When does history begin? In February of 1979, the Iranian revolution overthrew the United States–backed dictatorship of the shah. Bret Stephens used his New York Times column to look back at what his headline called “40 Years of Darkness”:
From its beginning 40 years ago this week, the Islamic Republic of Iran has enjoyed the generous benefit of the doubt from credulous observers in the West. History hasn’t been kind to their sympathy.
Speaking of credulous Westerners, how does Bret Stephens feel about the prior 26 years, the time after the CIA overthrew Prime Minister Mohammad Mossadegh, replacing a democratically elected government with a greedy and ruthless monarchy, next to which Ayatollah Khomeini eventually looked like a more tolerable option? His account of darkness in Iran did not mention Mossadegh, or the shah, or the CIA, or democracy, for that matter. There are only these terrible current rulers, who inherited a revolution, which happened for no identifiable reason—and who still rule because, it seems, the West has been too sympathetic to them.
If only the United States had been bold enough to denounce the Iranian regime, or to support its enemy in a devastating regional war for years, or to shoot down an airliner full of Iranian civilians, then maybe the Iranian people would understand that their government was their enemy, and the West had their interests at heart. Stephens wrote that he doesn’t want war with Iran, but a “campaign of economic pressure…a campaign of diplomatic pressure…an intelligence campaign.” Why hasn’t anyone tried it before?
But Bret Stephens, like any hard-minded realist in foreign affairs, has no time for the facts of what actually came before. He is too busy envisioning the future:
Above all, it has to be a human-rights campaign. Liberals and progressives should not find it difficult to join conservatives in championing the rights of women in Iran, particularly women removing their headscarves in public and courageously facing the consequences. Nor should it be difficult for liberals and conservatives alike to call attention to the plight of Iran’s political prisoners, much as both sides were once moved to action by the plight of political prisoners in the Soviet Union or China or South Africa.
Back when there was an idea of something called the free world, led by the United States, Americans cared about such things, and were willing to act. It is not too late for Americans to do so again, when so many are still in the dark.
South…Africa, you say? Back when there was an idea of something called the free world, the supreme goal of American foreign policy was to destroy communism by any and all available means. The only sense in which both sides in America were moved by the plight of South Africa’s political prisoners was that while the left called for their liberation, the right threw its active support behind their jailers.

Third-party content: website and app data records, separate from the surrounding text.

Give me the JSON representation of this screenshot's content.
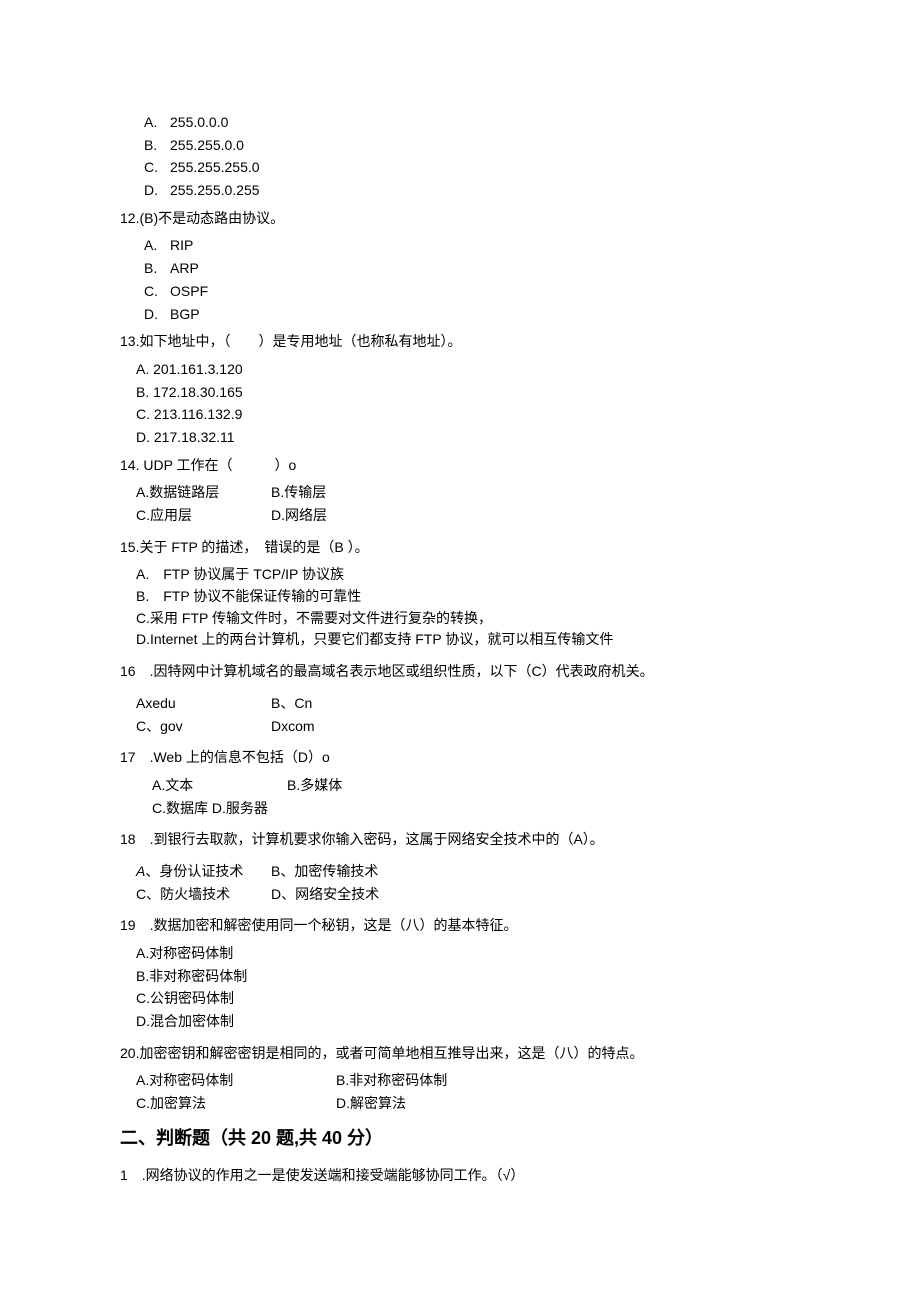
{
  "q11": {
    "opts": {
      "A": "255.0.0.0",
      "B": "255.255.0.0",
      "C": "255.255.255.0",
      "D": "255.255.0.255"
    }
  },
  "q12": {
    "stem": "12.(B)不是动态路由协议。",
    "opts": {
      "A": "RIP",
      "B": "ARP",
      "C": "OSPF",
      "D": "BGP"
    }
  },
  "q13": {
    "stem": "13.如下地址中，（　　）是专用地址（也称私有地址）。",
    "opts": {
      "A": "A. 201.161.3.120",
      "B": "B. 172.18.30.165",
      "C": "C. 213.116.132.9",
      "D": "D. 217.18.32.11"
    }
  },
  "q14": {
    "stem": "14. UDP 工作在（　　　）o",
    "row1a": "A.数据链路层",
    "row1b": "B.传输层",
    "row2a": "C.应用层",
    "row2b": "D.网络层"
  },
  "q15": {
    "stem": "15.关于 FTP 的描述，　错误的是（B ）。",
    "A": "A.　FTP 协议属于 TCP/IP 协议族",
    "B": "B.　FTP 协议不能保证传输的可靠性",
    "C": "C.采用 FTP 传输文件时，不需要对文件进行复杂的转换，",
    "D": "D.Internet 上的两台计算机，只要它们都支持 FTP 协议，就可以相互传输文件"
  },
  "q16": {
    "stem": "16 .因特网中计算机域名的最高域名表示地区或组织性质，以下（C）代表政府机关。",
    "row1a": "Axedu",
    "row1b": "B、Cn",
    "row2a": "C、gov",
    "row2b": "Dxcom"
  },
  "q17": {
    "stem": "17 .Web 上的信息不包括（D）o",
    "row1a": "A.文本",
    "row1b": "B.多媒体",
    "row2": "C.数据库 D.服务器"
  },
  "q18": {
    "stem": "18 .到银行去取款，计算机要求你输入密码，这属于网络安全技术中的（A）。",
    "row1a_letter": "A",
    "row1a_text": "、身份认证技术",
    "row1b": "B、加密传输技术",
    "row2a": "C、防火墙技术",
    "row2b": "D、网络安全技术"
  },
  "q19": {
    "stem": "19 .数据加密和解密使用同一个秘钥，这是（八）的基本特征。",
    "A": "A.对称密码体制",
    "B": "B.非对称密码体制",
    "C": "C.公钥密码体制",
    "D": "D.混合加密体制"
  },
  "q20": {
    "stem": "20.加密密钥和解密密钥是相同的，或者可简单地相互推导出来，这是（八）的特点。",
    "row1a": "A.对称密码体制",
    "row1b": "B.非对称密码体制",
    "row2a": "C.加密算法",
    "row2b": "D.解密算法"
  },
  "sec2": {
    "heading": "二、判断题（共 20 题,共 40 分）",
    "q1": "1 .网络协议的作用之一是使发送端和接受端能够协同工作。（√）"
  },
  "letters": {
    "A": "A.",
    "B": "B.",
    "C": "C.",
    "D": "D."
  }
}
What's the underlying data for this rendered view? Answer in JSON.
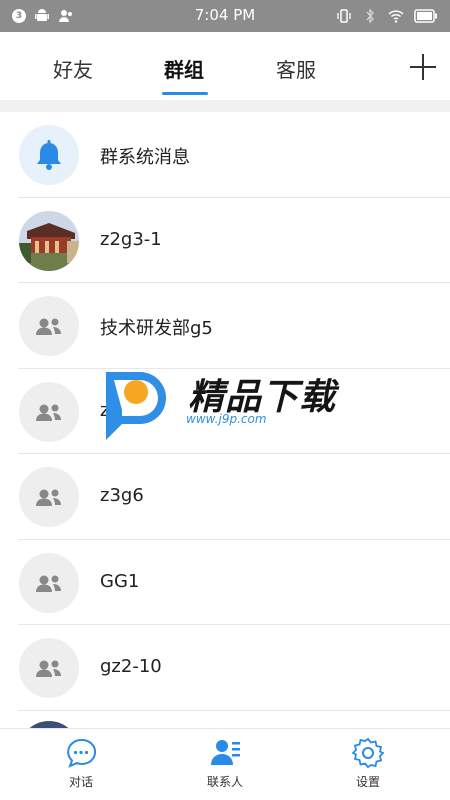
{
  "status_bar": {
    "notification_count": "3",
    "time": "7:04 PM",
    "icons_left": [
      "notification-count-icon",
      "android-icon",
      "contacts-icon"
    ],
    "icons_right": [
      "vibrate-icon",
      "bluetooth-icon",
      "wifi-icon",
      "battery-icon"
    ]
  },
  "tabs": [
    {
      "label": "好友",
      "active": false
    },
    {
      "label": "群组",
      "active": true
    },
    {
      "label": "客服",
      "active": false
    }
  ],
  "add_icon": "plus-icon",
  "groups": [
    {
      "title": "群系统消息",
      "avatar": "bell-icon"
    },
    {
      "title": "z2g3-1",
      "avatar": "photo"
    },
    {
      "title": "技术研发部g5",
      "avatar": "group-icon"
    },
    {
      "title": "z1-1",
      "avatar": "group-icon"
    },
    {
      "title": "z3g6",
      "avatar": "group-icon"
    },
    {
      "title": "GG1",
      "avatar": "group-icon"
    },
    {
      "title": "gz2-10",
      "avatar": "group-icon"
    }
  ],
  "watermark": {
    "title": "精品下载",
    "url": "www.j9p.com"
  },
  "bottom_nav": [
    {
      "label": "对话",
      "icon": "chat-bubble-icon",
      "active": false
    },
    {
      "label": "联系人",
      "icon": "contacts-icon",
      "active": true
    },
    {
      "label": "设置",
      "icon": "settings-gear-icon",
      "active": false
    }
  ],
  "colors": {
    "accent": "#2a8ae8",
    "status_bar": "#8c8c8c",
    "divider": "#e7e7e7"
  }
}
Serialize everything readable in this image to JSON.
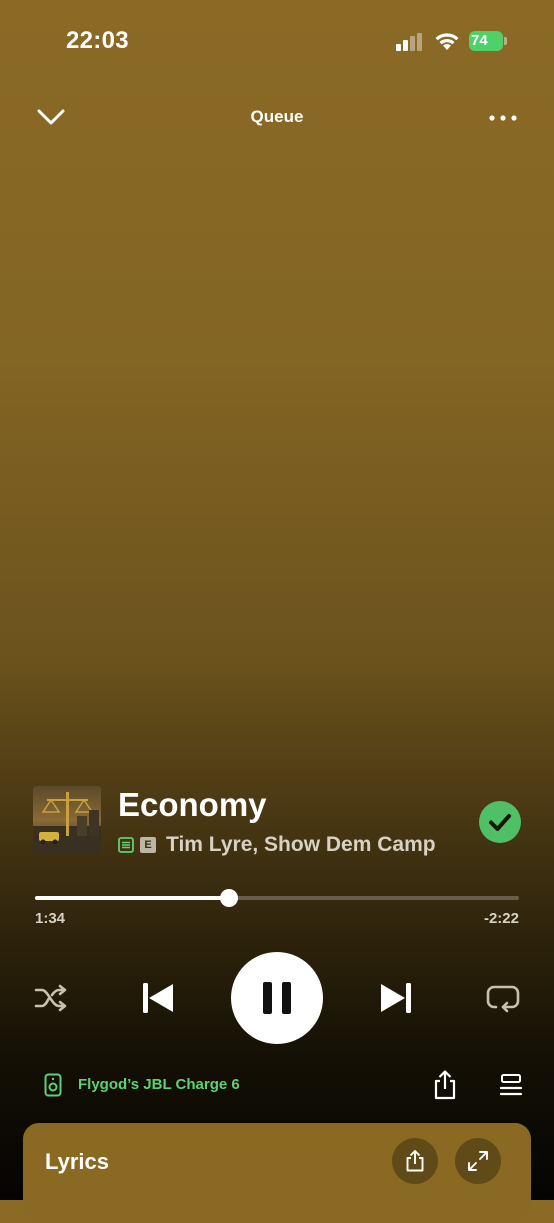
{
  "status_bar": {
    "time": "22:03",
    "battery": "74"
  },
  "header": {
    "title": "Queue"
  },
  "track": {
    "title": "Economy",
    "artists": "Tim Lyre, Show Dem Camp",
    "explicit_badge": "E",
    "liked": true
  },
  "playback": {
    "elapsed": "1:34",
    "remaining": "-2:22",
    "progress_fraction": 0.4
  },
  "device": {
    "name": "Flygod’s JBL Charge 6"
  },
  "lyrics": {
    "label": "Lyrics"
  },
  "colors": {
    "accent_green": "#50c066",
    "device_green": "#5fd172",
    "lyrics_card": "#8a6a23"
  },
  "icons": [
    "signal-icon",
    "wifi-icon",
    "battery-icon",
    "chevron-down-icon",
    "more-icon",
    "lyrics-badge-icon",
    "check-icon",
    "shuffle-icon",
    "previous-icon",
    "pause-icon",
    "next-icon",
    "repeat-icon",
    "speaker-icon",
    "share-icon",
    "queue-icon",
    "expand-icon"
  ]
}
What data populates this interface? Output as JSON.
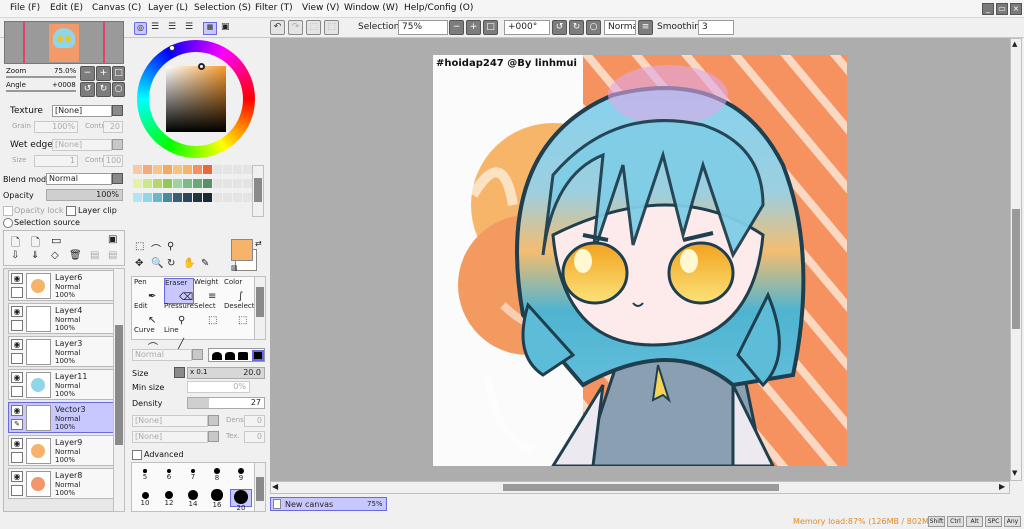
{
  "menu": [
    "File (F)",
    "Edit (E)",
    "Canvas (C)",
    "Layer (L)",
    "Selection (S)",
    "Filter (T)",
    "View (V)",
    "Window (W)",
    "Help/Config (O)"
  ],
  "toolbar": {
    "selection_label": "Selection",
    "zoom": "75%",
    "angle": "+000°",
    "blend": "Normal",
    "smoothing_label": "Smoothing",
    "smoothing": "3"
  },
  "navigator": {
    "zoom_label": "Zoom",
    "zoom": "75.0%",
    "angle_label": "Angle",
    "angle": "+0008"
  },
  "texture": {
    "label": "Texture",
    "value": "[None]",
    "grain_label": "Grain",
    "grain": "100%",
    "contr_label": "Contr",
    "contr": "20"
  },
  "wet_edge": {
    "label": "Wet edge",
    "value": "[None]",
    "size_label": "Size",
    "size": "1",
    "contr_label": "Contr",
    "contr": "100"
  },
  "blend": {
    "label": "Blend mode",
    "value": "Normal",
    "opacity_label": "Opacity",
    "opacity": "100%",
    "opacity_value": 1.0,
    "opacity_lock": "Opacity lock",
    "layer_clip": "Layer clip",
    "selection_source": "Selection source"
  },
  "layers": [
    {
      "name": "Layer6",
      "mode": "Normal",
      "opacity": "100%",
      "thumb": "#f6b46a"
    },
    {
      "name": "Layer4",
      "mode": "Normal",
      "opacity": "100%",
      "thumb": "#ffffff"
    },
    {
      "name": "Layer3",
      "mode": "Normal",
      "opacity": "100%",
      "thumb": "#ffffff"
    },
    {
      "name": "Layer11",
      "mode": "Normal",
      "opacity": "100%",
      "thumb": "#8fd6e6"
    },
    {
      "name": "Vector3",
      "mode": "Normal",
      "opacity": "100%",
      "thumb": "#ffffff"
    },
    {
      "name": "Layer9",
      "mode": "Normal",
      "opacity": "100%",
      "thumb": "#f6b46a"
    },
    {
      "name": "Layer8",
      "mode": "Normal",
      "opacity": "100%",
      "thumb": "#f4956a"
    }
  ],
  "selected_layer": "Vector3",
  "tools": [
    {
      "label": "Pen",
      "icon": "pen-icon"
    },
    {
      "label": "Eraser",
      "icon": "eraser-icon"
    },
    {
      "label": "Weight",
      "icon": "weight-icon"
    },
    {
      "label": "Color",
      "icon": "color-icon"
    },
    {
      "label": "Edit",
      "icon": "edit-icon"
    },
    {
      "label": "Pressure",
      "icon": "pressure-icon"
    },
    {
      "label": "Select",
      "icon": "select-icon"
    },
    {
      "label": "Deselect",
      "icon": "deselect-icon"
    },
    {
      "label": "Curve",
      "icon": "curve-icon"
    },
    {
      "label": "Line",
      "icon": "line-icon"
    }
  ],
  "brush": {
    "mode": "Normal",
    "size_label": "Size",
    "size_mult": "x 0.1",
    "size": "20.0",
    "min_size_label": "Min size",
    "min_size": "0%",
    "density_label": "Density",
    "density": "27",
    "density_value": 27,
    "none1": "[None]",
    "dens_label": "Dens",
    "dens": "0",
    "none2": "[None]",
    "tex_label": "Tex.",
    "tex": "0",
    "advanced": "Advanced"
  },
  "brush_sizes": [
    "5",
    "6",
    "7",
    "8",
    "9",
    "10",
    "12",
    "14",
    "16",
    "20"
  ],
  "selected_brush_size": "20",
  "swatches": [
    "#f7c9a5",
    "#f5a97a",
    "#f6c58c",
    "#f4a860",
    "#f7c27e",
    "#f6b46a",
    "#f5915f",
    "#e86a3c",
    "#e4f2a8",
    "#cde88a",
    "#b5d86e",
    "#8fc95a",
    "#9dd3a0",
    "#7db98a",
    "#6aa87a",
    "#5a8e6c",
    "#aee6f2",
    "#8ed6e8",
    "#6ab8cc",
    "#4a8aa0",
    "#385f74",
    "#2a4658",
    "#203442",
    "#192a35"
  ],
  "canvas": {
    "watermark": "#hoidap247 @By linhmui",
    "tab_name": "New canvas",
    "tab_zoom": "75%"
  },
  "status": {
    "memory": "Memory load:87% (126MB / 802MB)",
    "keys": [
      "Shift",
      "Ctrl",
      "Alt",
      "SPC",
      "Any"
    ]
  },
  "colors": {
    "accent": "#c8c8ff",
    "primary": "#f6b46a",
    "secondary": "#ffffff",
    "memory_text": "#e08a2a"
  }
}
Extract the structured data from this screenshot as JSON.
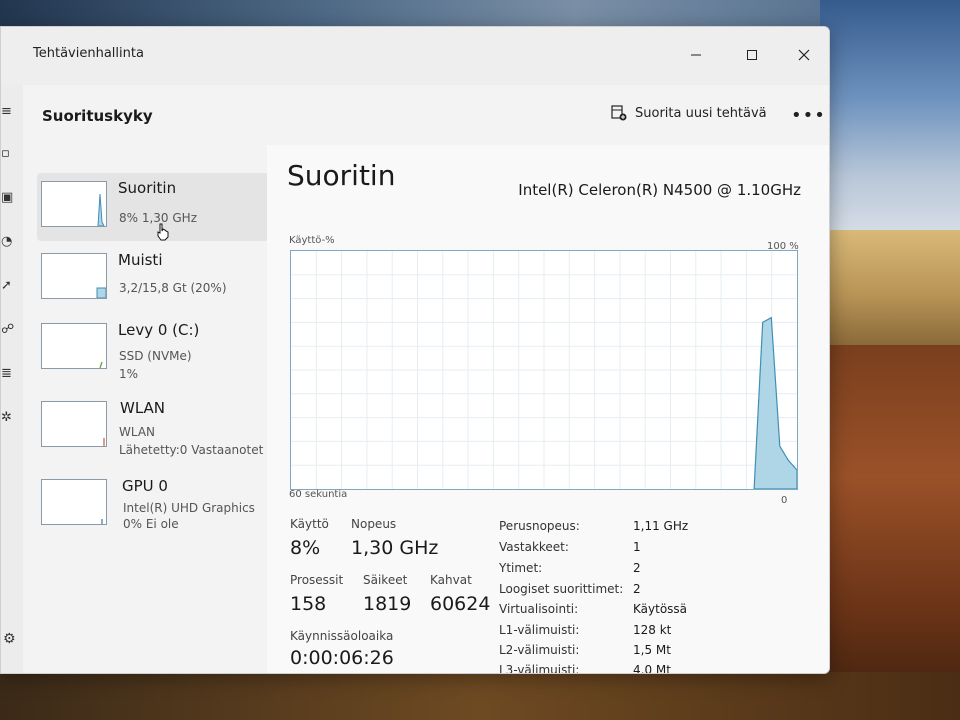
{
  "window": {
    "title": "Tehtävienhallinta"
  },
  "header": {
    "title": "Suorituskyky",
    "run_task_label": "Suorita uusi tehtävä",
    "more_label": "•••"
  },
  "sidebar": {
    "items": [
      {
        "name": "Suoritin",
        "sub1": "8% 1,30 GHz",
        "sub2": ""
      },
      {
        "name": "Muisti",
        "sub1": "3,2/15,8 Gt (20%)",
        "sub2": ""
      },
      {
        "name": "Levy 0 (C:)",
        "sub1": "SSD (NVMe)",
        "sub2": "1%"
      },
      {
        "name": "WLAN",
        "sub1": "WLAN",
        "sub2": "Lähetetty:0 Vastaanotet"
      },
      {
        "name": "GPU 0",
        "sub1": "Intel(R) UHD Graphics",
        "sub2": "0% Ei ole"
      }
    ]
  },
  "main": {
    "heading": "Suoritin",
    "model": "Intel(R) Celeron(R) N4500 @ 1.10GHz",
    "graph": {
      "label": "Käyttö-%",
      "max": "100 %",
      "time": "60 sekuntia",
      "min": "0",
      "usage_series": [
        0,
        0,
        0,
        0,
        0,
        0,
        0,
        0,
        0,
        0,
        0,
        0,
        0,
        0,
        0,
        0,
        0,
        0,
        0,
        0,
        0,
        0,
        0,
        0,
        0,
        0,
        0,
        0,
        0,
        0,
        0,
        0,
        0,
        0,
        0,
        0,
        0,
        0,
        0,
        0,
        0,
        0,
        0,
        0,
        0,
        0,
        0,
        0,
        0,
        0,
        0,
        0,
        0,
        0,
        0,
        70,
        72,
        18,
        12,
        8
      ]
    },
    "stats": {
      "usage_label": "Käyttö",
      "usage_value": "8%",
      "speed_label": "Nopeus",
      "speed_value": "1,30 GHz",
      "processes_label": "Prosessit",
      "processes_value": "158",
      "threads_label": "Säikeet",
      "threads_value": "1819",
      "handles_label": "Kahvat",
      "handles_value": "60624",
      "uptime_label": "Käynnissäoloaika",
      "uptime_value": "0:00:06:26"
    },
    "specs": [
      {
        "label": "Perusnopeus:",
        "value": "1,11 GHz"
      },
      {
        "label": "Vastakkeet:",
        "value": "1"
      },
      {
        "label": "Ytimet:",
        "value": "2"
      },
      {
        "label": "Loogiset suorittimet:",
        "value": "2"
      },
      {
        "label": "Virtualisointi:",
        "value": "Käytössä"
      },
      {
        "label": "L1-välimuisti:",
        "value": "128 kt"
      },
      {
        "label": "L2-välimuisti:",
        "value": "1,5 Mt"
      },
      {
        "label": "L3-välimuisti:",
        "value": "4,0 Mt"
      }
    ]
  },
  "colors": {
    "graph_fill": "#aed6e6",
    "graph_line": "#3f8fb7",
    "grid": "#e6eef3"
  }
}
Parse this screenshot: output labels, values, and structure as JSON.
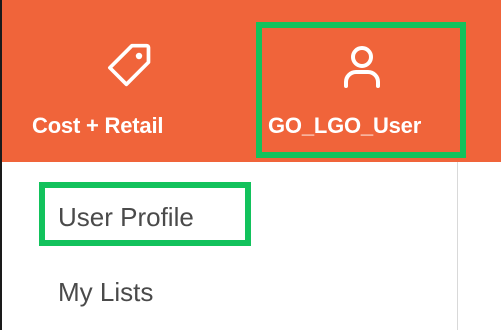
{
  "colors": {
    "accent": "#f0643a",
    "highlight": "#12c25c"
  },
  "nav": {
    "cost_retail": {
      "label": "Cost + Retail",
      "icon": "tag-icon"
    },
    "user": {
      "label": "GO_LGO_User",
      "icon": "user-icon"
    }
  },
  "user_menu": {
    "items": [
      {
        "label": "User Profile"
      },
      {
        "label": "My Lists"
      }
    ]
  }
}
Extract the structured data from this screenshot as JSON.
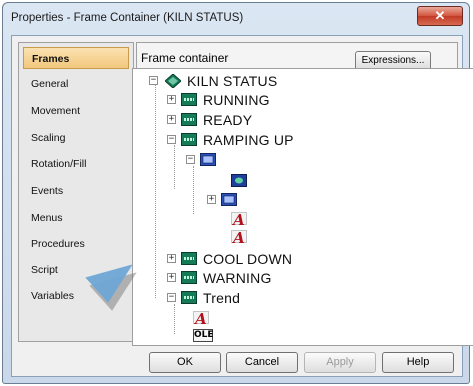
{
  "window": {
    "title": "Properties - Frame Container (KILN STATUS)",
    "close_glyph": "✕"
  },
  "sidebar": {
    "items": [
      {
        "label": "Frames",
        "active": true
      },
      {
        "label": "General"
      },
      {
        "label": "Movement"
      },
      {
        "label": "Scaling"
      },
      {
        "label": "Rotation/Fill"
      },
      {
        "label": "Events"
      },
      {
        "label": "Menus"
      },
      {
        "label": "Procedures"
      },
      {
        "label": "Script"
      },
      {
        "label": "Variables"
      }
    ]
  },
  "panel": {
    "label": "Frame container",
    "expressions_button": "Expressions..."
  },
  "tree": {
    "root": "KILN STATUS",
    "nodes": [
      {
        "label": "RUNNING",
        "icon": "frame-icon",
        "expander": "+"
      },
      {
        "label": "READY",
        "icon": "frame-icon",
        "expander": "+"
      },
      {
        "label": "RAMPING UP",
        "icon": "frame-icon",
        "expander": "−"
      },
      {
        "label": "COOL DOWN",
        "icon": "frame-icon",
        "expander": "+"
      },
      {
        "label": "WARNING",
        "icon": "frame-icon",
        "expander": "+"
      },
      {
        "label": "Trend",
        "icon": "frame-icon",
        "expander": "−"
      }
    ],
    "text_glyph": "A",
    "ole_label": "OLE"
  },
  "buttons": {
    "ok": "OK",
    "cancel": "Cancel",
    "apply": "Apply",
    "help": "Help"
  },
  "colors": {
    "active_tab": "#f2c77c",
    "frame_icon": "#157a57",
    "text_icon": "#b3121c",
    "close_button": "#d2543f"
  }
}
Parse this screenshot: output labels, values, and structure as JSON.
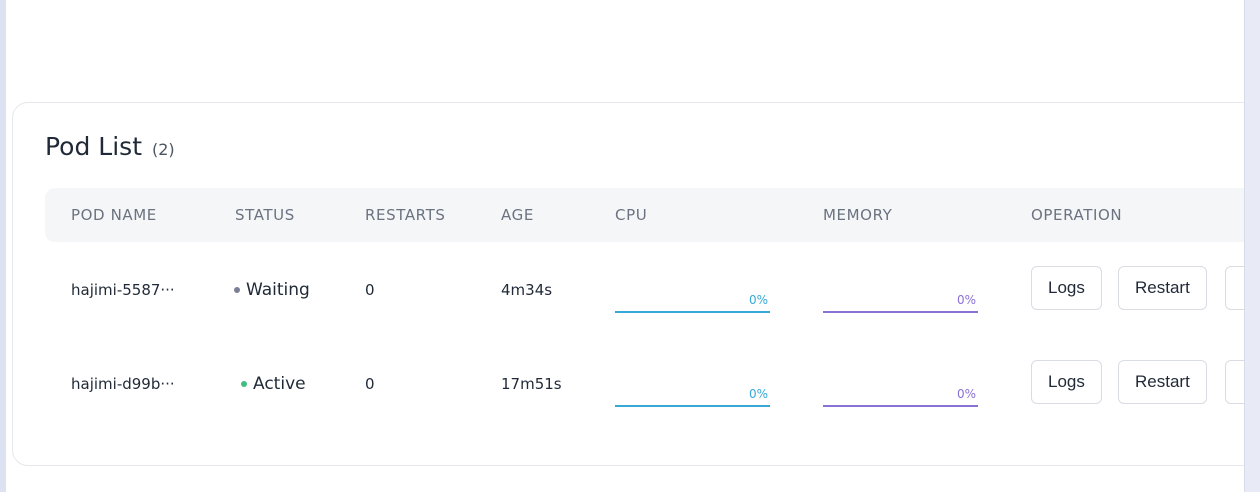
{
  "pod_list": {
    "title": "Pod List",
    "count": "(2)",
    "columns": {
      "pod_name": "POD NAME",
      "status": "STATUS",
      "restarts": "RESTARTS",
      "age": "AGE",
      "cpu": "CPU",
      "memory": "MEMORY",
      "operation": "OPERATION"
    },
    "rows": [
      {
        "name": "hajimi-5587···",
        "status": "Waiting",
        "status_color": "#7b7f95",
        "restarts": "0",
        "age": "4m34s",
        "cpu": "0%",
        "memory": "0%",
        "logs_label": "Logs",
        "restart_label": "Restart"
      },
      {
        "name": "hajimi-d99b···",
        "status": "Active",
        "status_color": "#3fbf7f",
        "restarts": "0",
        "age": "17m51s",
        "cpu": "0%",
        "memory": "0%",
        "logs_label": "Logs",
        "restart_label": "Restart"
      }
    ]
  },
  "colors": {
    "cpu": "#38a9d6",
    "memory": "#8a71d4"
  }
}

It was the same fake idealism that led Elliott Abrams to support butcheries in Latin America, and to be outraged when asked to account for them years later. When foreign affairs is a story about fighting formless, implacable evil—creeping international communism, or the “malignant” Iranian regime—anything can be deemed necessary, no matter how harsh. When it’s a series of specific actions, with specific consequences, then someone has to be accountable for the results.